The cultural exchange took several forms. First, there was the school construction. We did go down to pitch in on the construction site a couple times (again, much to the amusement of the on-looking villagers) and were mainly used for grunt labor, moving things. Our first day we moved a large pile of dirt/stone/rubble and this activity gave us all a first-hand taste of construction in the third world. In America, the task would have been accomplished in a few minutes with a bulldozer. We had two shovels, a broken pickaxe, three metal saucers, and several “stretchers” made of burlap bags slung between wooden poles. But in India, people-power is what’s available, not the latest technology, and they make the most of it. We formed an assembly line of diggers, stretcher-loaders, and haulers and make fairly decent progress. And the kids actually enjoyed the opportunity for physical labor, I think. There’s something very satisfying about leaning back after a hard job, massaging your sore lower back and thinking “I’ve accomplished something today. The dirt pile is no more.”

To be continued…

Tuesday, November 01, 2005

Activity Week Part 1

Well, I survived Activity Week! I return tired, covered in bug bites, and with bronchitis—but triumphant. Yes, triumphant. I really think that may be the best word to describe how I feel about Activity Week. I can’t really say that it was incredibly “fun” or “awesome” or any other gushing superlatives, but I feel very good about myself having completed it. I survived some serious hiking, camping out for a week, unfriendly cows, and trench toilets, not to mention keeping 15 9th graders in check for the week. Not a small feat.
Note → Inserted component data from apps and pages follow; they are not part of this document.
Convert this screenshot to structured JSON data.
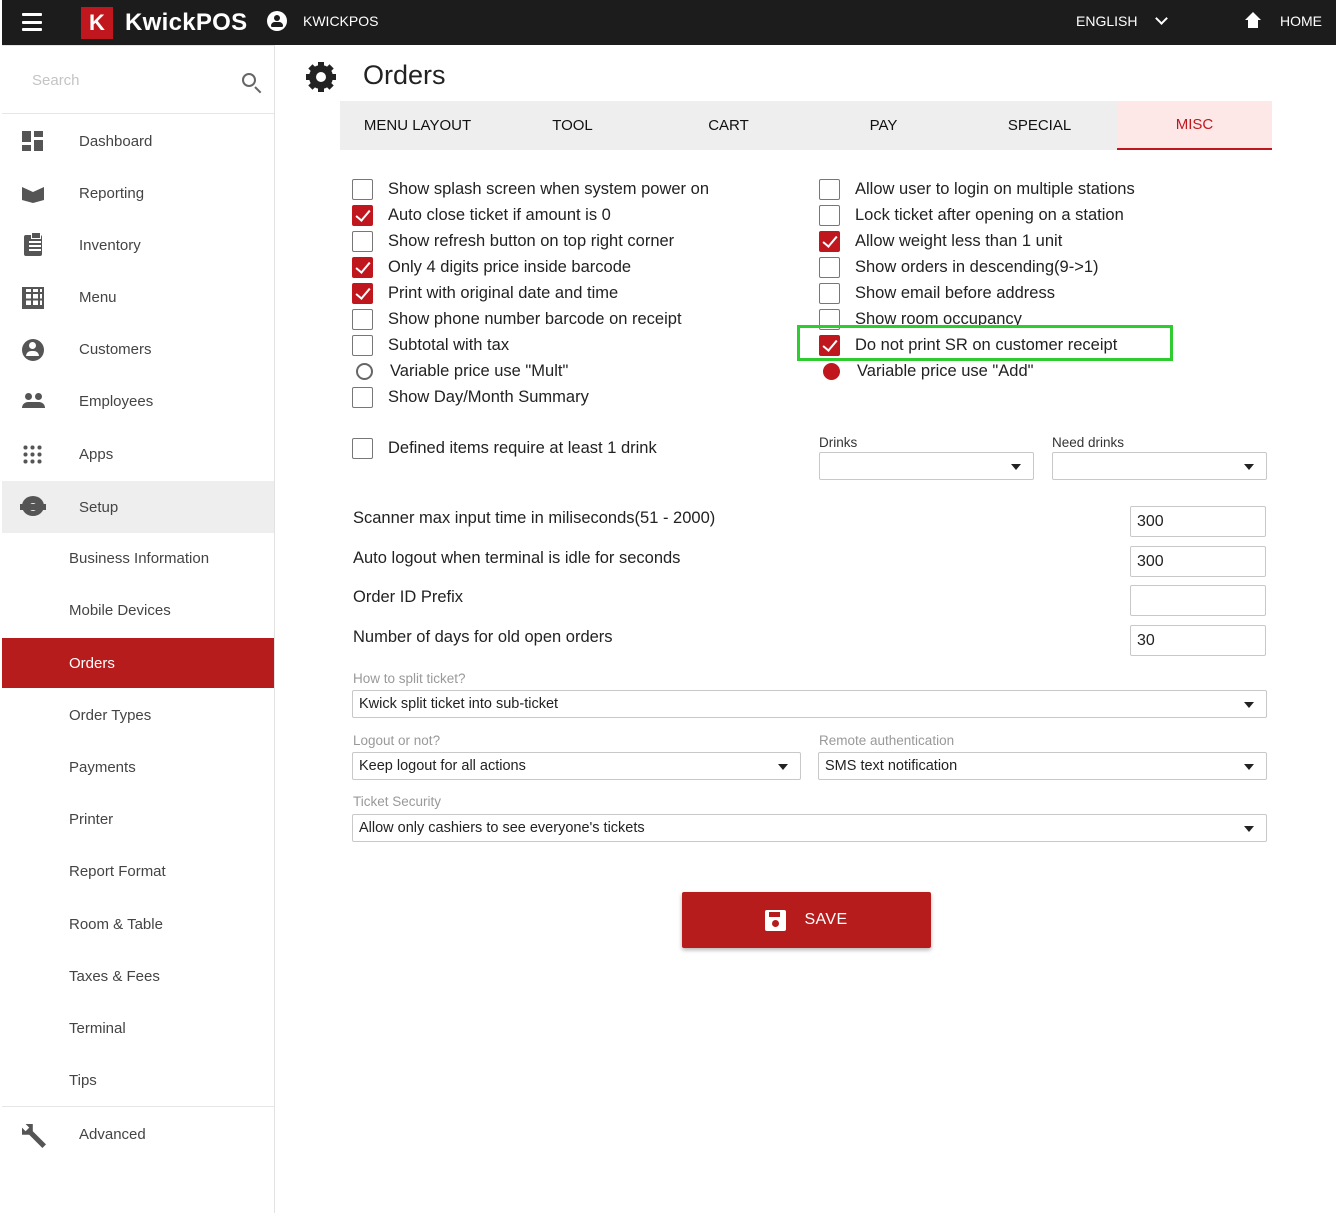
{
  "topbar": {
    "brand": "KwickPOS",
    "logo_letter": "K",
    "account_name": "KWICKPOS",
    "language": "ENGLISH",
    "home_label": "HOME"
  },
  "sidebar": {
    "search_placeholder": "Search",
    "items": [
      {
        "label": "Dashboard",
        "icon": "dashboard-icon"
      },
      {
        "label": "Reporting",
        "icon": "reporting-icon"
      },
      {
        "label": "Inventory",
        "icon": "inventory-icon"
      },
      {
        "label": "Menu",
        "icon": "menu-grid-icon"
      },
      {
        "label": "Customers",
        "icon": "customer-icon"
      },
      {
        "label": "Employees",
        "icon": "employees-icon"
      },
      {
        "label": "Apps",
        "icon": "apps-icon"
      },
      {
        "label": "Setup",
        "icon": "gear-icon"
      }
    ],
    "setup_children": [
      "Business Information",
      "Mobile Devices",
      "Orders",
      "Order Types",
      "Payments",
      "Printer",
      "Report Format",
      "Room & Table",
      "Taxes & Fees",
      "Terminal",
      "Tips"
    ],
    "selected_child": "Orders",
    "advanced_label": "Advanced"
  },
  "page": {
    "title": "Orders"
  },
  "tabs": [
    "MENU LAYOUT",
    "TOOL",
    "CART",
    "PAY",
    "SPECIAL",
    "MISC"
  ],
  "active_tab": "MISC",
  "options_left": [
    {
      "label": "Show splash screen when system power on",
      "checked": false,
      "type": "checkbox"
    },
    {
      "label": "Auto close ticket if amount is 0",
      "checked": true,
      "type": "checkbox"
    },
    {
      "label": "Show refresh button on top right corner",
      "checked": false,
      "type": "checkbox"
    },
    {
      "label": "Only 4 digits price inside barcode",
      "checked": true,
      "type": "checkbox"
    },
    {
      "label": "Print with original date and time",
      "checked": true,
      "type": "checkbox"
    },
    {
      "label": "Show phone number barcode on receipt",
      "checked": false,
      "type": "checkbox"
    },
    {
      "label": "Subtotal with tax",
      "checked": false,
      "type": "checkbox"
    },
    {
      "label": "Variable price use \"Mult\"",
      "checked": false,
      "type": "radio"
    },
    {
      "label": "Show Day/Month Summary",
      "checked": false,
      "type": "checkbox"
    }
  ],
  "options_right": [
    {
      "label": "Allow user to login on multiple stations",
      "checked": false,
      "type": "checkbox"
    },
    {
      "label": "Lock ticket after opening on a station",
      "checked": false,
      "type": "checkbox"
    },
    {
      "label": "Allow weight less than 1 unit",
      "checked": true,
      "type": "checkbox"
    },
    {
      "label": "Show orders in descending(9->1)",
      "checked": false,
      "type": "checkbox"
    },
    {
      "label": "Show email before address",
      "checked": false,
      "type": "checkbox"
    },
    {
      "label": "Show room occupancy",
      "checked": false,
      "type": "checkbox"
    },
    {
      "label": "Do not print SR on customer receipt",
      "checked": true,
      "type": "checkbox"
    },
    {
      "label": "Variable price use \"Add\"",
      "checked": true,
      "type": "radio"
    }
  ],
  "drink_option": {
    "label": "Defined items require at least 1 drink",
    "checked": false
  },
  "drinks": {
    "label": "Drinks",
    "value": ""
  },
  "need_drinks": {
    "label": "Need drinks",
    "value": ""
  },
  "numeric_fields": [
    {
      "label": "Scanner max input time in miliseconds(51 - 2000)",
      "value": "300"
    },
    {
      "label": "Auto logout when terminal is idle for seconds",
      "value": "300"
    },
    {
      "label": "Order ID Prefix",
      "value": ""
    },
    {
      "label": "Number of days for old open orders",
      "value": "30"
    }
  ],
  "split_ticket": {
    "label": "How to split ticket?",
    "value": "Kwick split ticket into sub-ticket"
  },
  "logout": {
    "label": "Logout or not?",
    "value": "Keep logout for all actions"
  },
  "remote_auth": {
    "label": "Remote authentication",
    "value": "SMS text notification"
  },
  "ticket_security": {
    "label": "Ticket Security",
    "value": "Allow only cashiers to see everyone's tickets"
  },
  "save_label": "SAVE",
  "colors": {
    "brand_red": "#c0171f",
    "selected_bg": "#b71c1c",
    "highlight_green": "#2ecc2e",
    "topbar": "#1c1c1c"
  }
}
But before launching into Tales from Dwarghar Village, I need to put the week into perspective by mentioning that the Friday before we left, I got the worst case of food poisoning ever. At least I assume it was food poisoning—I can’t think of anything else that could make you throw up 25 times in one night and then feel (relatively) fine the next day. But that was Friday/Saturday and we left Sunday so I was not quite as eager to go as I might have been!

Be that as it may, I was packed and ready to roll at the prescribed hour of 9am. I thought I had been quite restrained in my packing, but my rucksack still managed to way around 40 pounds. This doesn’t seem like much when you first hoist it, but after stomping around the mountainside with it on your back for an hour, it seems to gain significantly in mass (more on that later).

Our destination for the week was the village Dwarghar, located not far to the northwest of Mussoorie. Getting there, though, is not a walk in the park. We took a bus for a very bumpy two hours, prompting me to pop a motion sickness pill. That was not a good plan because I was still super lethargic when we arrived at our drop point. The road turned inhospitable to buses about 12 km from our village and we had to walk the rest of the way in. Fortunately, we were able to pile our bags onto a jeep and only had to carry ourselves for most of the way. This still took a good 3 hours because the kids are NOT particularly big fans of walking uphill in the blazing sun for hours on end. Funny. I brought up the rear most of the week and really got a lot of insight into the life of a sheepdog. Lots of herding, some barking; I even considered nipping a few of the stragglers but decided that might just cause greater difficulties.

After our 3 hour march, we caught up with our bags at a roadside village. But was that the end of the journey? No no. The best (???) was yet to come. We shouldered our packs and then faced an hour long hike UP further into the mountains to our village, which was off the main “road” (using the term loosely). I thought I was going to die. No, seriously. There were moments when I was utterly convinced that I wasn’t going to be able to continue. My pack weighed a ton; I was dehydrated from all the puking over the weekend; I was groggy from the pills; it was hot. But in a situation like that you really have no choice. There was simply no option other than staggering onward. And at last I made it. And all the kids made it. And we were there.

And waiting to greet us at our campsite were no less than 50 village children. I’m not kidding. I counted them. They moved around a lot, but I’m positive that I counted at least 50.

To be continued…